The problem: From the records below, copy each line in which the string "Show" occurs.

(Dataset rows for apps and sites)
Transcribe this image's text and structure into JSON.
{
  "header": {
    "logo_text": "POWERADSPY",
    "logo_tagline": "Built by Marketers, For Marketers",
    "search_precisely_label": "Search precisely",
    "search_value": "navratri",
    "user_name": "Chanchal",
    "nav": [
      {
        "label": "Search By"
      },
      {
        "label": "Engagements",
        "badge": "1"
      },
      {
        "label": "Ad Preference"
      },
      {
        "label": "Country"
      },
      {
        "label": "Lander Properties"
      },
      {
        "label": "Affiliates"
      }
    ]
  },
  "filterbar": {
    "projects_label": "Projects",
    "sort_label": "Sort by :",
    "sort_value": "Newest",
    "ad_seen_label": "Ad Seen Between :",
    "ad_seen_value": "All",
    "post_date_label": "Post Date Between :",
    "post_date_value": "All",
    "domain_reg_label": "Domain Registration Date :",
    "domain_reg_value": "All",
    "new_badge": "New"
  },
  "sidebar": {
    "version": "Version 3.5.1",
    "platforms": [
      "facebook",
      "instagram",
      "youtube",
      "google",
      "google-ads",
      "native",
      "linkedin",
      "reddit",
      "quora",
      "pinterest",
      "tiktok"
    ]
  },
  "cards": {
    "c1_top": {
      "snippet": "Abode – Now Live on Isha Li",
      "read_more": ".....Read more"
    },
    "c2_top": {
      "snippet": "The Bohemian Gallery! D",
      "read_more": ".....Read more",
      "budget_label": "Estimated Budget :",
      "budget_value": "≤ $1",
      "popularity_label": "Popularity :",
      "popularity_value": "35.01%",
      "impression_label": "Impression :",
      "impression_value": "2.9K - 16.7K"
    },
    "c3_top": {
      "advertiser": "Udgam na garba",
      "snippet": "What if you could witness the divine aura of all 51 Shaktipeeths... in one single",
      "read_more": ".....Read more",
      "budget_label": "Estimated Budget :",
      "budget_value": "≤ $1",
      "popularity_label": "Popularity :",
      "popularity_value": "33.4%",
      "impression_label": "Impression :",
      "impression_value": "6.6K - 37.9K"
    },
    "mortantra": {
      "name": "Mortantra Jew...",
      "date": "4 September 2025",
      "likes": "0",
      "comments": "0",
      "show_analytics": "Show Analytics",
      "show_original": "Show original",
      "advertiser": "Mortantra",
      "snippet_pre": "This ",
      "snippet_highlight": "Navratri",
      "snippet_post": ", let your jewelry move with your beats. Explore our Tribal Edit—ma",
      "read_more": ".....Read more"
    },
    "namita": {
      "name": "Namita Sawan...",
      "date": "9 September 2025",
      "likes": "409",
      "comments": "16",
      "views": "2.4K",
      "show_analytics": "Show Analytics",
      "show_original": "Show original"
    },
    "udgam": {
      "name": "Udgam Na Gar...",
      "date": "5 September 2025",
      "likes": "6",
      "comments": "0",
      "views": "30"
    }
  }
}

Answer space:
      "show_analytics": "Show Analytics",
      "show_original": "Show original",
      "show_analytics": "Show Analytics",
      "show_original": "Show original"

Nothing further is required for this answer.